When it comes to politics these days, it seems the most anxiety clusters around the question “Who’s next?” This afflicts both sides in different ways. For the Democrats it’s most intense as many strongly doubt Joe Biden is up to a second run, and Vice President Kamala Harris has not really found her footing.

At the same time, though, the whole cloud of speculation about Donald Trump continues to hang over Republicans, even as figures like Florida Gov. Ron DeSantis seem like obvious replacements. There will be some contention, but there are also more likely options should Trump not prevail.

This is not a new problem. In 2020, the Democratic nominating process was unfocused, and more like a beauty pageant than a real race. In 2016, the decidedly non-political Trump cleaned the floor with his 16 better-qualified competitors. We have every reason to be fed up with our choices.

Voters in Portsmouth, Virginia, decided to try something new last year. They elected attorney Don Scott as their state delegate, and he’s since been selected as minority leader in the commonwealth’s legislature. Sounds routine? Well, Scott was convicted of drug charges in 1994 and served time in prison. When he was released, he climbed the ranks in a workforce development corporation, studied law, and then was admitted to the bar.

Washington, D.C., voters elected Joel Caston to an advisory neighborhood council also last year, while Caston was still incarcerated. After serving more than a quarter century in prison for a murder he committed when he was 18, an older, wiser Caston is now the first resident of our nation’s capital to get elected to office from prison. It’s pretty remarkable.

I’ve got some experience with the program in which Caston studied while imprisoned. I read about Georgetown University’s program in D.C. Jail in an alumni magazine, and as the jail was walking distance from my former home, I pitched Georgetown on teaching a course there.

My course was all about teaching the practical aspects of how to run for office — essentially the same tools I used with real politicians at home and abroad. While Georgetown took it on as a non-credit course, I only got to teach once before the D.C. Department of Corrections found a conflict with my being on active probation at the time. But that one session was amazing, and if memory serves, Caston was present.

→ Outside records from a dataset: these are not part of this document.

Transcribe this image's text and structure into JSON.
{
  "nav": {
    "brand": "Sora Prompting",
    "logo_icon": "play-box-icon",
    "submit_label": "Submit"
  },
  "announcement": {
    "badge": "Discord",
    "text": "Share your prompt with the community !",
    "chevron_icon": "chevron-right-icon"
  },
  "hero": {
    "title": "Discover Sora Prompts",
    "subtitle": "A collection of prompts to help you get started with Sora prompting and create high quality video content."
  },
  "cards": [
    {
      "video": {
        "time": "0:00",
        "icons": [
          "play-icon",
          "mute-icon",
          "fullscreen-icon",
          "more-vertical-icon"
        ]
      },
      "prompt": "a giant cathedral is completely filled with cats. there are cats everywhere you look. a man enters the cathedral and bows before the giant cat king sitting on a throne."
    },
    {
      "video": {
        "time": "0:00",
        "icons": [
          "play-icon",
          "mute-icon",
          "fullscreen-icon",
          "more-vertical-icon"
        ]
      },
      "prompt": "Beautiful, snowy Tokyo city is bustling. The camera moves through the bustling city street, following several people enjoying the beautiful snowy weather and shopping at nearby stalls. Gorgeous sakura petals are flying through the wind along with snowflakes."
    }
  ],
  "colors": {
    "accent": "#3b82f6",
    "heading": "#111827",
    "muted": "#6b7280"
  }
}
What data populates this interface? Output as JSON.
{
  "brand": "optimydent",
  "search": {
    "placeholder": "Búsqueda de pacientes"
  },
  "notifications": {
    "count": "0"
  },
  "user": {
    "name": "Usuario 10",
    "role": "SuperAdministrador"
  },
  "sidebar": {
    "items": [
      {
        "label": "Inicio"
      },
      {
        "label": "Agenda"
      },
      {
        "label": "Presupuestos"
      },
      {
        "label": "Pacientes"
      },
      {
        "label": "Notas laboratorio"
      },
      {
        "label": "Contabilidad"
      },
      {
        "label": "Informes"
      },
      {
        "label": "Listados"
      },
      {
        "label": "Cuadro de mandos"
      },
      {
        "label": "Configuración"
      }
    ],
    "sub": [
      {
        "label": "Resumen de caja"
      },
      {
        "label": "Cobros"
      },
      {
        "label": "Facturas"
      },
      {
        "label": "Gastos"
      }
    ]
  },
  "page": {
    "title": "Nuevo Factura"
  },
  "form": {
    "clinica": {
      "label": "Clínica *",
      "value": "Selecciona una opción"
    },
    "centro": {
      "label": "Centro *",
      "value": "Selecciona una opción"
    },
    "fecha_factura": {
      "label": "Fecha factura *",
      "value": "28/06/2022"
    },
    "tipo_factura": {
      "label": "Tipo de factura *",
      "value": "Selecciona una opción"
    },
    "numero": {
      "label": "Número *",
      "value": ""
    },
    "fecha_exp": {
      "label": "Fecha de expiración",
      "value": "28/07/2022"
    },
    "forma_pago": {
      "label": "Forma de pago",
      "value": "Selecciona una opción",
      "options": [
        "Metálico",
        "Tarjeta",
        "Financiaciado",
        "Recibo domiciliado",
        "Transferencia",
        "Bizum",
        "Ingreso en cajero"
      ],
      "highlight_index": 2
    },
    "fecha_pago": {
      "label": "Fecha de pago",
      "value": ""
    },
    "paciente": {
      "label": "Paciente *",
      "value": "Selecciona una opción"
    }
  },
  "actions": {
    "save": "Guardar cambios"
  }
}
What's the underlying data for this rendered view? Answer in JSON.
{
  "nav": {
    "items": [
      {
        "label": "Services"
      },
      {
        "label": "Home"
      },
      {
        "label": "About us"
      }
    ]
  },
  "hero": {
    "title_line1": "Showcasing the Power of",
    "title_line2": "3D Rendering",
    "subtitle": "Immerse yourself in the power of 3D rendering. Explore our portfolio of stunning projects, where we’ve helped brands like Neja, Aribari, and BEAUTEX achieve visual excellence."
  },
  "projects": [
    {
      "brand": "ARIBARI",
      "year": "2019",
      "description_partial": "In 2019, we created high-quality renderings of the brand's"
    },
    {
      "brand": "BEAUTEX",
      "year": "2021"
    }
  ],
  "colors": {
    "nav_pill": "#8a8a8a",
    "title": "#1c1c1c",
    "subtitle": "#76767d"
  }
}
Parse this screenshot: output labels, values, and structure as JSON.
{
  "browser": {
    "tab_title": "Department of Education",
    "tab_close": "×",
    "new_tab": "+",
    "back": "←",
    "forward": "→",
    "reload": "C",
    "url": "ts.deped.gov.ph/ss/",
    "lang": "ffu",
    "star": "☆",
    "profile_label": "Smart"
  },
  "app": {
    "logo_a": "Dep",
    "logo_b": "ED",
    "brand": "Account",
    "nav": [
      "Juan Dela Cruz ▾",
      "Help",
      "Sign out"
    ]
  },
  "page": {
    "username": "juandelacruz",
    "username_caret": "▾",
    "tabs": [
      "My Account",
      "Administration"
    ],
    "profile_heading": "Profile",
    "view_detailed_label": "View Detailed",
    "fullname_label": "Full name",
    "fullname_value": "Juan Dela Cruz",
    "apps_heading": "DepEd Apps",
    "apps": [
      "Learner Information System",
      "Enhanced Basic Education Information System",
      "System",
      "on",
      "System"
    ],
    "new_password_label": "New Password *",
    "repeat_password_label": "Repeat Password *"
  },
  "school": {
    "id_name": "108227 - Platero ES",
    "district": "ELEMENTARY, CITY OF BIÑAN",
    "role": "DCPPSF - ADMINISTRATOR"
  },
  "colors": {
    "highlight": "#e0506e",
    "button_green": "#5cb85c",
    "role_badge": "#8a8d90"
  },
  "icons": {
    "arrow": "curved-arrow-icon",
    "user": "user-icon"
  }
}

Since relocating to Maine, I have been looking for ways to provide such workshops here. COVID-19 made in-person programming difficult, but now things are easing and I am exploring the best ways of training those who are incarcerated or reentering society.

Last week, I was able to speak to a workshop at the Maine Correctional Center in Windham and it was fantastic. For three hours I was able to exchange thoughts and share my experiences with some residents there. I found them very engaged, more than I might have anticipated. Like my earlier experience in D.C., I got the best questions I’ve fielded from audiences anywhere. I’d love to find a way to expand this into an ongoing program.

The first felon was elected to office in America in 1798, so there is precedent. Some of us remember the famous gubernatorial race in Louisiana in the ’90s that pitted former grand wizard of the Ku Klux Klan David Duke (the Republican nominee, no less) against former Gov. Eddie Edwards, who had been convicted of corruption in office and had served his stint in prison. Edwards’ bumper stickers read: Vote for the crook, it’s important.

Even when the choices aren’t as stark as Louisianans faced then, the issue of felons reintegrating into communities and public life is important. These connections are the best insurance against recidivism, and it makes sense: The more involved you are in society, the less likely you are to break its rules.

I realize that what I am proposing may be an anathema to some. The retributive urge amongst us is strong, and as returning citizens are a vulnerable population, we are the subjects of more judgment and derision than most. While bits of this may be deserved, in the main it is not.

One out of every five Americans has a criminal record. We are eager to recycle so much, why not consider people, too. To call our political choices now hollow, threadbare or mean is pretty accurate. Maybe it’s time to try something different and consider those who will work harder than your average Joe to prove ourselves worthy of responsibility.

In the words of the Polish-American Rabbi Abraham Heschel, “He who has not suffered, what does he know?”

Sam Patten is a recovering political consultant who was raised in Knox County and worked for Maine’s last three Republican senators.